■ **What to produce**
Every entry below needs to be printed again exactly, with its pictures left out.

■ **Excerpted data**

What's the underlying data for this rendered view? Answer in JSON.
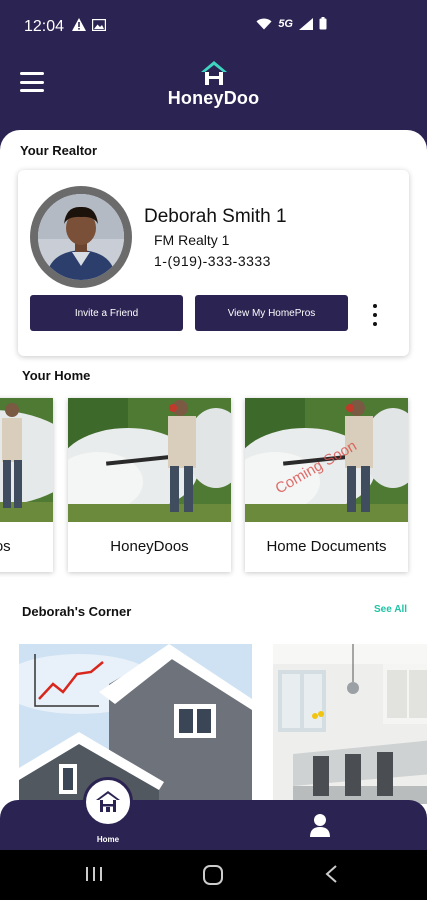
{
  "status_bar": {
    "time": "12:04",
    "network": "5G"
  },
  "app": {
    "name": "HoneyDoo"
  },
  "realtor_section": {
    "title": "Your Realtor",
    "name": "Deborah Smith 1",
    "company": "FM Realty 1",
    "phone": "1-(919)-333-3333",
    "invite_label": "Invite a Friend",
    "homepros_label": "View My HomePros"
  },
  "home_section": {
    "title": "Your Home",
    "tiles": [
      {
        "label": "HoneyDoos",
        "overlay": ""
      },
      {
        "label": "HoneyDoos",
        "overlay": ""
      },
      {
        "label": "Home Documents",
        "overlay": "Coming Soon"
      }
    ]
  },
  "corner_section": {
    "title": "Deborah's Corner",
    "see_all": "See All"
  },
  "bottom_nav": {
    "home_label": "Home"
  },
  "colors": {
    "primary": "#2b2352",
    "accent": "#1ec3a6",
    "ring": "#6b6b6b"
  }
}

■ **The completed task**
What's the underlying data for this rendered view? Answer in JSON.
{
  "status_bar": {
    "time": "12:04",
    "network": "5G"
  },
  "app": {
    "name": "HoneyDoo"
  },
  "realtor_section": {
    "title": "Your Realtor",
    "name": "Deborah Smith 1",
    "company": "FM Realty 1",
    "phone": "1-(919)-333-3333",
    "invite_label": "Invite a Friend",
    "homepros_label": "View My HomePros"
  },
  "home_section": {
    "title": "Your Home",
    "tiles": [
      {
        "label": "HoneyDoos",
        "overlay": ""
      },
      {
        "label": "HoneyDoos",
        "overlay": ""
      },
      {
        "label": "Home Documents",
        "overlay": "Coming Soon"
      }
    ]
  },
  "corner_section": {
    "title": "Deborah's Corner",
    "see_all": "See All"
  },
  "bottom_nav": {
    "home_label": "Home"
  },
  "colors": {
    "primary": "#2b2352",
    "accent": "#1ec3a6",
    "ring": "#6b6b6b"
  }
}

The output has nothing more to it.